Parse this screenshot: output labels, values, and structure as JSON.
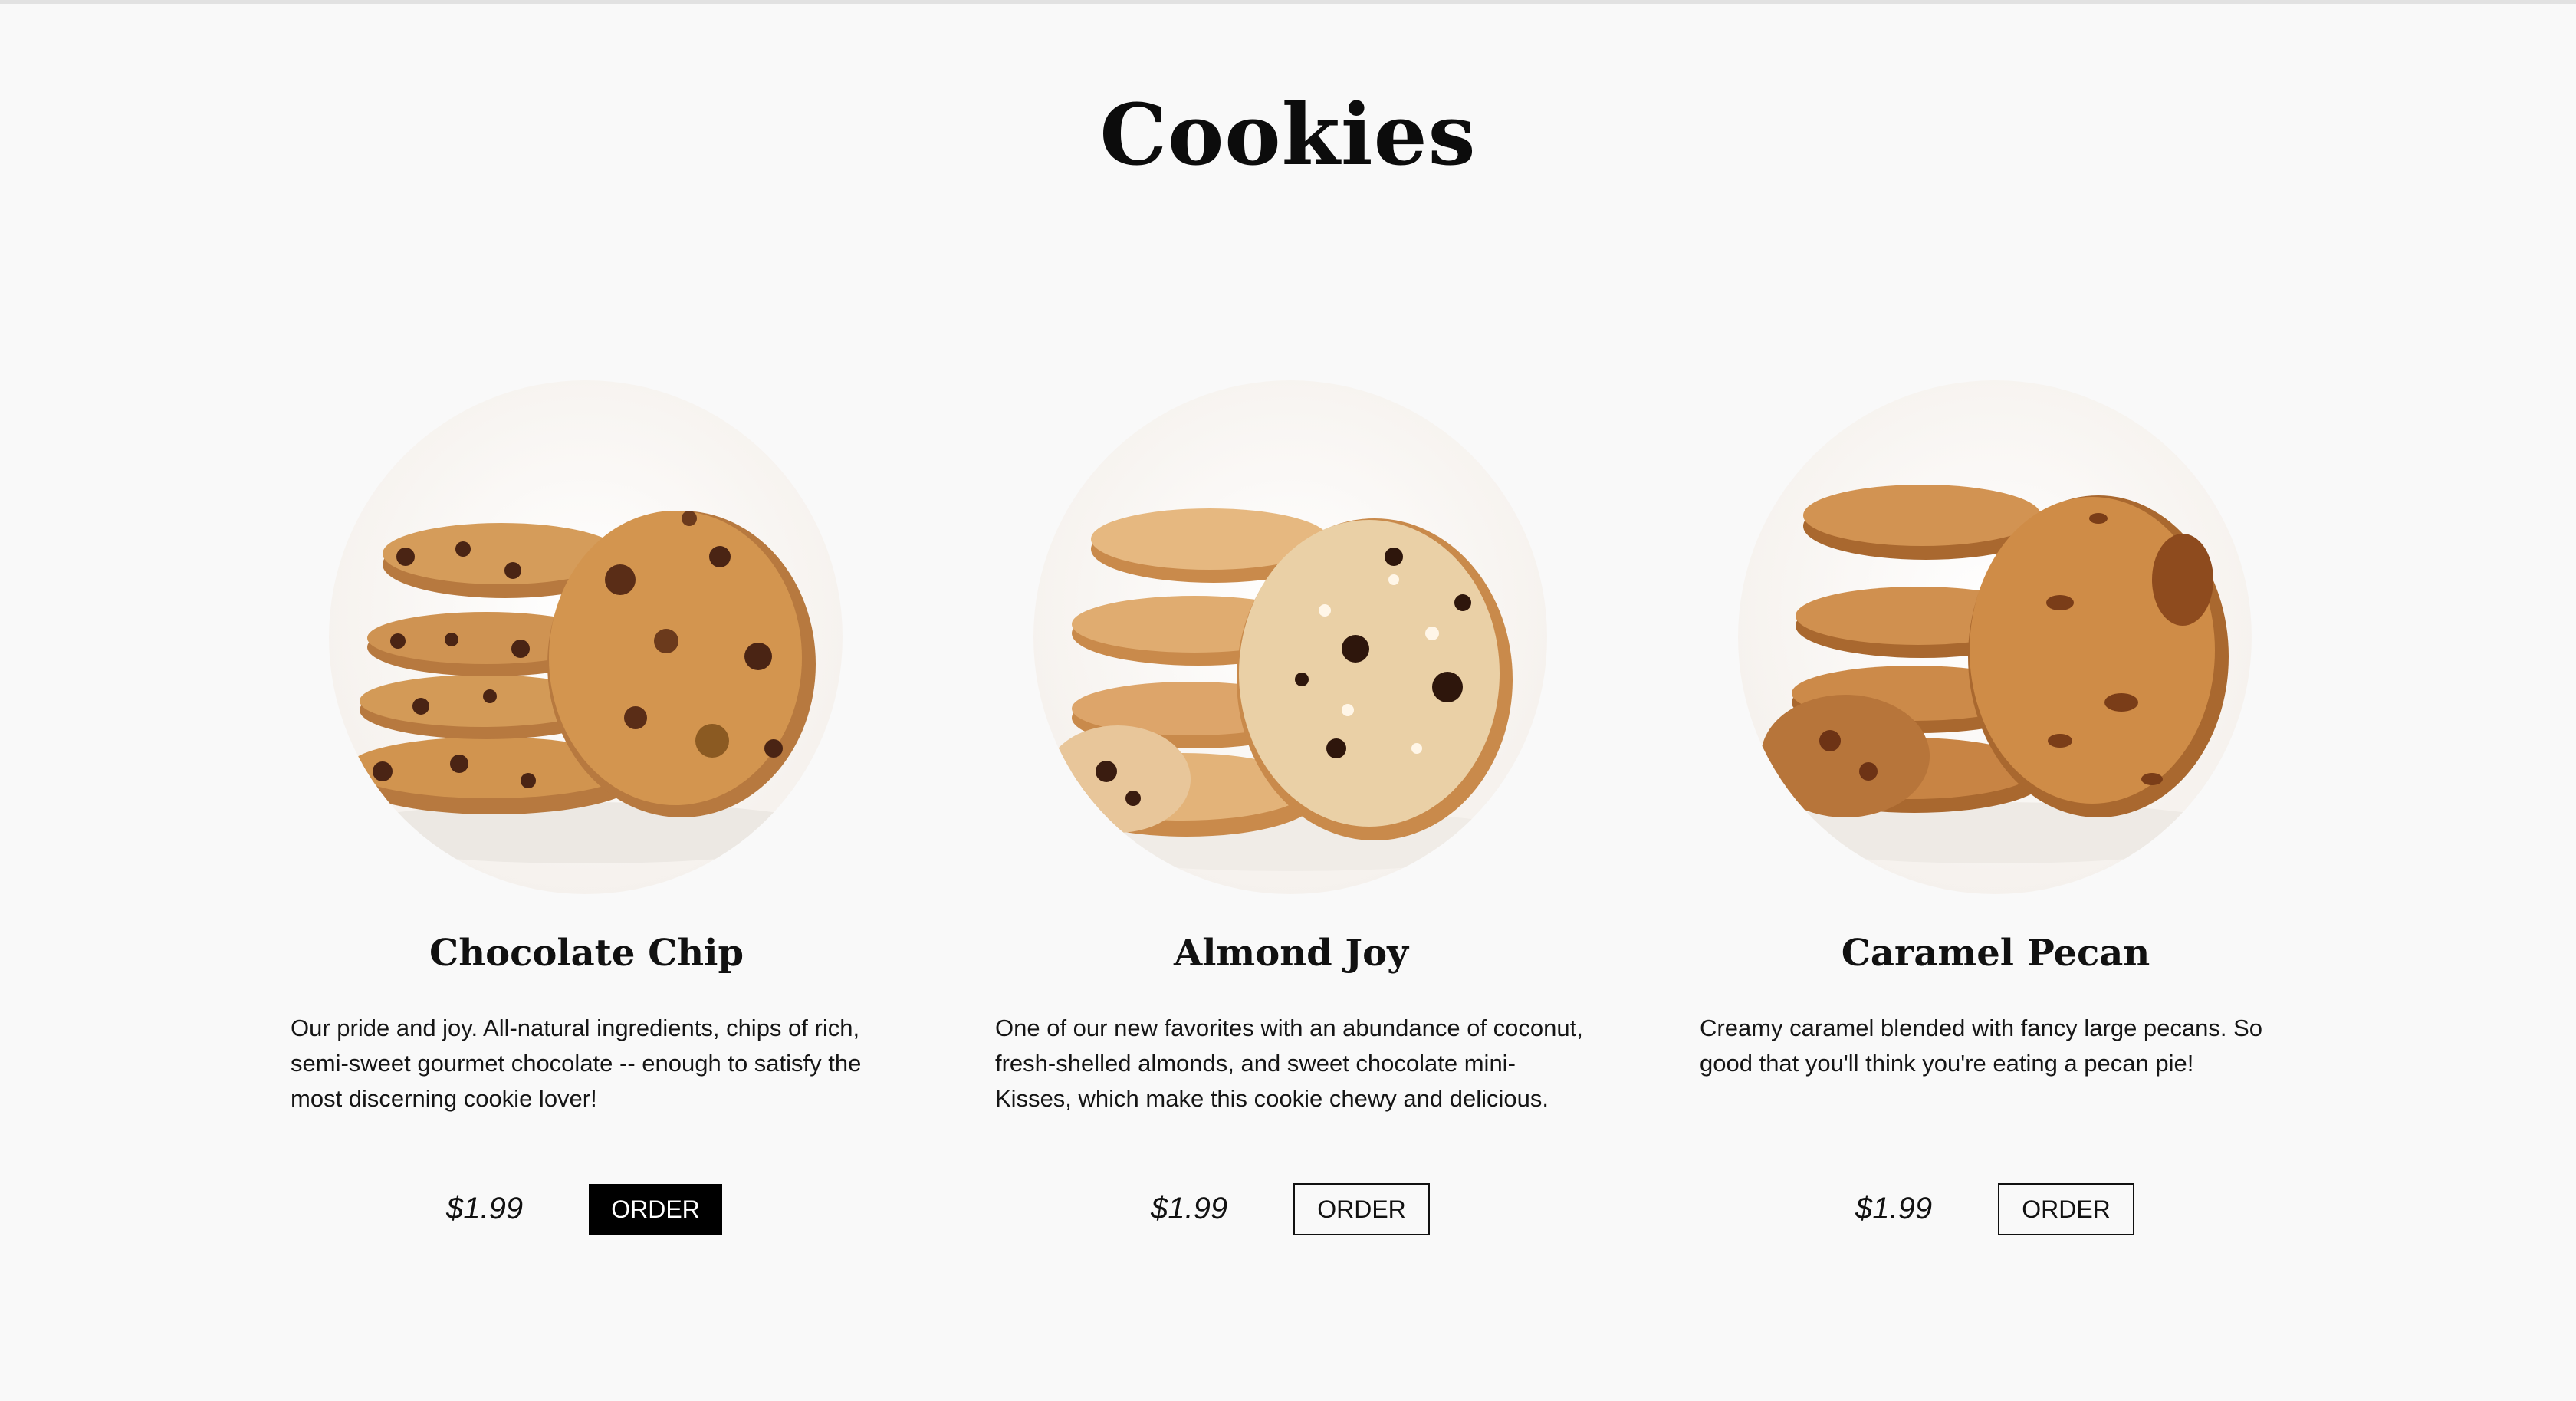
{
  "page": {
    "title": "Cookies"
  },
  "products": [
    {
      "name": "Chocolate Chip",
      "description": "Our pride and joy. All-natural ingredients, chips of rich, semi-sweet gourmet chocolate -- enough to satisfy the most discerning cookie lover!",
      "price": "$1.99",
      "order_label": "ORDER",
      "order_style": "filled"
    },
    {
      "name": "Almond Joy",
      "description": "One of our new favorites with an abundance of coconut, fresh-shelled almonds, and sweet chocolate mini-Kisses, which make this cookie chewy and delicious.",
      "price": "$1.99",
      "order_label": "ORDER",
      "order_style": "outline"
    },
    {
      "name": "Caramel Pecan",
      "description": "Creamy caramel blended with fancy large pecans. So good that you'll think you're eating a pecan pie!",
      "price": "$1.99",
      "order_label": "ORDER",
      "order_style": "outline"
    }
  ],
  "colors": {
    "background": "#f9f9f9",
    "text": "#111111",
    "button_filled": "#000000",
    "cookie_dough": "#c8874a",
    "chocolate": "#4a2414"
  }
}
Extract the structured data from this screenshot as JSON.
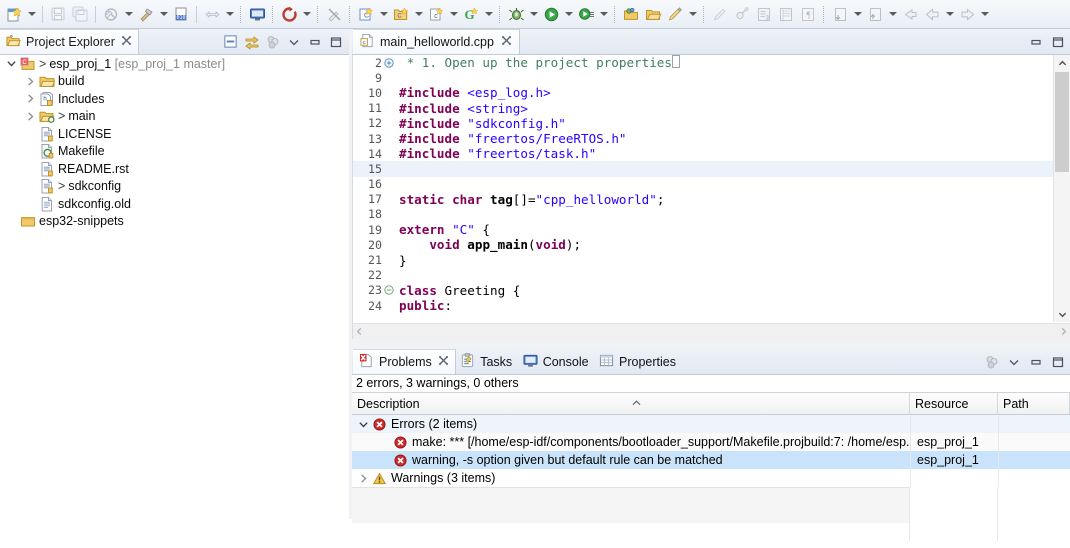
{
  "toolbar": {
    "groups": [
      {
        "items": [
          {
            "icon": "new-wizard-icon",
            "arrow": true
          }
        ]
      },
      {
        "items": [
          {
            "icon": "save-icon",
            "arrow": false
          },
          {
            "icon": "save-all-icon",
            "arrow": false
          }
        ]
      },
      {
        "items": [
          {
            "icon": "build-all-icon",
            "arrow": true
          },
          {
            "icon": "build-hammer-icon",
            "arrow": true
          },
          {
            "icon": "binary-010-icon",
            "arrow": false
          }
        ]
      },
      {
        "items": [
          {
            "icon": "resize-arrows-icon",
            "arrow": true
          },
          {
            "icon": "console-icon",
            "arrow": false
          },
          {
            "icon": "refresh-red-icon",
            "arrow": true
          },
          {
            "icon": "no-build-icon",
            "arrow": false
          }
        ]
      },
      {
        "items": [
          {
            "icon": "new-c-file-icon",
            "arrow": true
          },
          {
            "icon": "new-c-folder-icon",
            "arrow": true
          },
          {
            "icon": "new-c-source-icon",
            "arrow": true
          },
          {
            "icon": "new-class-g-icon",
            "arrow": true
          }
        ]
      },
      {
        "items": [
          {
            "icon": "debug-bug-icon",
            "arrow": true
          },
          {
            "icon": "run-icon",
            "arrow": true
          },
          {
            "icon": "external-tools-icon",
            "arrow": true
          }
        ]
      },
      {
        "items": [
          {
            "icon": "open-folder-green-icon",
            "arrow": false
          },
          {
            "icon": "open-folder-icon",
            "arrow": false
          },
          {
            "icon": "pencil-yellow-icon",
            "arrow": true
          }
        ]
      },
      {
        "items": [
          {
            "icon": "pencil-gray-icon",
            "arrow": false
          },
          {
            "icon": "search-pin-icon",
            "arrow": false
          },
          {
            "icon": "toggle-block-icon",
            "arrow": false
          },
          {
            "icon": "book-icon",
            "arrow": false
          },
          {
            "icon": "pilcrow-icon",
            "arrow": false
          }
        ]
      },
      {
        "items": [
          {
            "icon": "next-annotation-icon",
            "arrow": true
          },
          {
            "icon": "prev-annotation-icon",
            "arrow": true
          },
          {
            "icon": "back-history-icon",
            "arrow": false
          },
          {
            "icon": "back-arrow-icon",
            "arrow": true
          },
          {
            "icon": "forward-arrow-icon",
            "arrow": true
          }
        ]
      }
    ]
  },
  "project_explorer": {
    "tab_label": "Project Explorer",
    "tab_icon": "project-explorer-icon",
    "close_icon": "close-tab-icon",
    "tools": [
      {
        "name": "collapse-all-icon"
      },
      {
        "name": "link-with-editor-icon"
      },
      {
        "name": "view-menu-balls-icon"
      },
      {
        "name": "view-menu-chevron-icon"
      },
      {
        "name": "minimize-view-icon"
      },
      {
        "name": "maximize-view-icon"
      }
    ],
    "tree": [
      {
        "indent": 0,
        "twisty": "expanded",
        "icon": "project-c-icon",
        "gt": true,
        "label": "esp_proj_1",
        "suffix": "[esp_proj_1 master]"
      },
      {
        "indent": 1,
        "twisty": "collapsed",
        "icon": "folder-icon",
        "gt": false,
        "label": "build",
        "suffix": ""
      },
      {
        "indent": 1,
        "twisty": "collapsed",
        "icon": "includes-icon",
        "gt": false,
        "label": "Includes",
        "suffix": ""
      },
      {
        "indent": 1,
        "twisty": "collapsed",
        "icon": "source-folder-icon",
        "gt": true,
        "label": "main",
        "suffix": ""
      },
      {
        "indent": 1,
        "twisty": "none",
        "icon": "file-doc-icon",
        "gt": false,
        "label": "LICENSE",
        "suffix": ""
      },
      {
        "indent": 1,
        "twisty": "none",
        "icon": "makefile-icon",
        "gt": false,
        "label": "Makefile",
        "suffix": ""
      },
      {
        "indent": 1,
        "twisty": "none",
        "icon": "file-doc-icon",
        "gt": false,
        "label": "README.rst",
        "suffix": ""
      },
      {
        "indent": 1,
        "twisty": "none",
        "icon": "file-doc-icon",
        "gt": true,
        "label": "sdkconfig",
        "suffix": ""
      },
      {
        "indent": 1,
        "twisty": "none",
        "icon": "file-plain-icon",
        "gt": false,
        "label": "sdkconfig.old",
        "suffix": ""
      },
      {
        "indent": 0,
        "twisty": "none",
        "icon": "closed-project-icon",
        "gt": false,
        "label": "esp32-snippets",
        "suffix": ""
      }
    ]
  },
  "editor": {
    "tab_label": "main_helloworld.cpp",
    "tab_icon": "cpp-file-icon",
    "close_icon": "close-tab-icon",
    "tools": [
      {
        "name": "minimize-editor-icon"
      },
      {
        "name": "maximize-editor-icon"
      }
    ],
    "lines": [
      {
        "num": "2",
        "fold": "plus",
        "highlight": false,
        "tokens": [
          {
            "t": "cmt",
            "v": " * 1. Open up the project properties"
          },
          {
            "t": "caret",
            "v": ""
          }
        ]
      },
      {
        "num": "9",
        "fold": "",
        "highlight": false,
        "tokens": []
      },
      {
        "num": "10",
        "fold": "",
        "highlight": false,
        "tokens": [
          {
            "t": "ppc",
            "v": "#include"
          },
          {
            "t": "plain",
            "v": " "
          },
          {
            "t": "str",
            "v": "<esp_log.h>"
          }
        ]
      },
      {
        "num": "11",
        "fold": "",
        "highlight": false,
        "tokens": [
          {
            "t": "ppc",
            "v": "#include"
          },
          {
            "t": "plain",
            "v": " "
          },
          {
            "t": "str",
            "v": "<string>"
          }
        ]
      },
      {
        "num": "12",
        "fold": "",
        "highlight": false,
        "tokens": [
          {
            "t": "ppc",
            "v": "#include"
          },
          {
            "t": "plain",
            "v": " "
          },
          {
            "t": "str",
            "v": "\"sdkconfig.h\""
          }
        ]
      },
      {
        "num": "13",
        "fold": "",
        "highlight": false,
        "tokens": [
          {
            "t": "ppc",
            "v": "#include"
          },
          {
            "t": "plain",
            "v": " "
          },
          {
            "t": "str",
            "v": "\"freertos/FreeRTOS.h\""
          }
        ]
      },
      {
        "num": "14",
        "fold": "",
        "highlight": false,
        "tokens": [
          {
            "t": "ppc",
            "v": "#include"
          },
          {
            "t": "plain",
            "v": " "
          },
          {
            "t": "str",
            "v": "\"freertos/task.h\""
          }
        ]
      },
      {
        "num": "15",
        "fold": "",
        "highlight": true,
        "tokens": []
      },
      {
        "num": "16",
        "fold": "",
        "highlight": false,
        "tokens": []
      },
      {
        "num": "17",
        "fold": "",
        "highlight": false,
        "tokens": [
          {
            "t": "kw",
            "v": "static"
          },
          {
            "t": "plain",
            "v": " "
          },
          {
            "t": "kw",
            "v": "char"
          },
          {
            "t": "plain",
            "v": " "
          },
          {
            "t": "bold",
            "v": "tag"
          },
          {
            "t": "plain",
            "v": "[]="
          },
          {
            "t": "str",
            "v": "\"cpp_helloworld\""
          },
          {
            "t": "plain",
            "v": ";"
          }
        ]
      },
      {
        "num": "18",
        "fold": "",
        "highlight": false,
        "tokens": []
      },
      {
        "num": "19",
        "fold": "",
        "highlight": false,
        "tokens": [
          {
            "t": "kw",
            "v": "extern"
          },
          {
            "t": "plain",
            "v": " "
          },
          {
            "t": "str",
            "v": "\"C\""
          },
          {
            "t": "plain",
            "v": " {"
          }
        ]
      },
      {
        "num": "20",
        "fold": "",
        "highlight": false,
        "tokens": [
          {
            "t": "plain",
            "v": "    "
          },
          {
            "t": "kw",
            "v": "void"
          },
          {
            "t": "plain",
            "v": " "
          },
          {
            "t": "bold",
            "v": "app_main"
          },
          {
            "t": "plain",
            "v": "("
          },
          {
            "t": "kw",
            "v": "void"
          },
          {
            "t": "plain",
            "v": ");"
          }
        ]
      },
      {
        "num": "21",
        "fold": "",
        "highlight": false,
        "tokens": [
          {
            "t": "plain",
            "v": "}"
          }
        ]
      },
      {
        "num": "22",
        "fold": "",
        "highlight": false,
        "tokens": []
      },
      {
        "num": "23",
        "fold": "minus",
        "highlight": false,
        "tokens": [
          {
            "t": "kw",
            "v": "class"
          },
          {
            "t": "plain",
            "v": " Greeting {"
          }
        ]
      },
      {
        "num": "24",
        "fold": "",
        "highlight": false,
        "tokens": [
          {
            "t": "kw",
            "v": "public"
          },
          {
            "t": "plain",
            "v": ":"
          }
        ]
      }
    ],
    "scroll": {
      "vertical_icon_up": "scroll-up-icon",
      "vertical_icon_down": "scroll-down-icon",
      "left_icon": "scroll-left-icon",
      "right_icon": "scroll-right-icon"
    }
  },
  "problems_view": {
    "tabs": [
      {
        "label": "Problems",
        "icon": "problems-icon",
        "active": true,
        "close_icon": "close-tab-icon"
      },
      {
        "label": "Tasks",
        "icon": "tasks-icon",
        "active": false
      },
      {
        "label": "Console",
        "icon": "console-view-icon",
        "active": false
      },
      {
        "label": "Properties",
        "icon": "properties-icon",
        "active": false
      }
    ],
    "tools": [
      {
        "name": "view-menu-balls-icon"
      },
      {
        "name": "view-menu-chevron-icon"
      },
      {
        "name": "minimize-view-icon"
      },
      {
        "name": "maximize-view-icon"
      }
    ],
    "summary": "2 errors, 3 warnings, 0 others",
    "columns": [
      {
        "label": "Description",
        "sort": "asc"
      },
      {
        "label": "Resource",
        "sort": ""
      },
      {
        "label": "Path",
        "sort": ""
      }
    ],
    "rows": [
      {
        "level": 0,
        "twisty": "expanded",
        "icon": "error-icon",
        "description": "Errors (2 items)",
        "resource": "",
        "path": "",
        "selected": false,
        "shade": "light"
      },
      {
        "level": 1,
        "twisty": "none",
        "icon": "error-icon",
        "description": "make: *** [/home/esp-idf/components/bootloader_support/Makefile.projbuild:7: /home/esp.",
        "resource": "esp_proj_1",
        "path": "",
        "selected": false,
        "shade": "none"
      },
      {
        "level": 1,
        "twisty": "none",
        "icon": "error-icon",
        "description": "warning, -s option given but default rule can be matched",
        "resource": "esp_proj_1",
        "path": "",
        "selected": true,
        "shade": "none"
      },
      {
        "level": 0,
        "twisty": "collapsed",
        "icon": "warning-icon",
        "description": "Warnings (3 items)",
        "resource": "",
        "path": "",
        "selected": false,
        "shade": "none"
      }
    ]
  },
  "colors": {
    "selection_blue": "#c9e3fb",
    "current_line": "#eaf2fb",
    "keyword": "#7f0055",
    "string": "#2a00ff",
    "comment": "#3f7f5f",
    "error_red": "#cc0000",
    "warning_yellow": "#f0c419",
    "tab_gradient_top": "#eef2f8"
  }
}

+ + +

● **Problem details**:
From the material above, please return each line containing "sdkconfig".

● **Reply**:
        "label": "sdkconfig",
        "label": "sdkconfig.old",
            "v": "\"sdkconfig.h\""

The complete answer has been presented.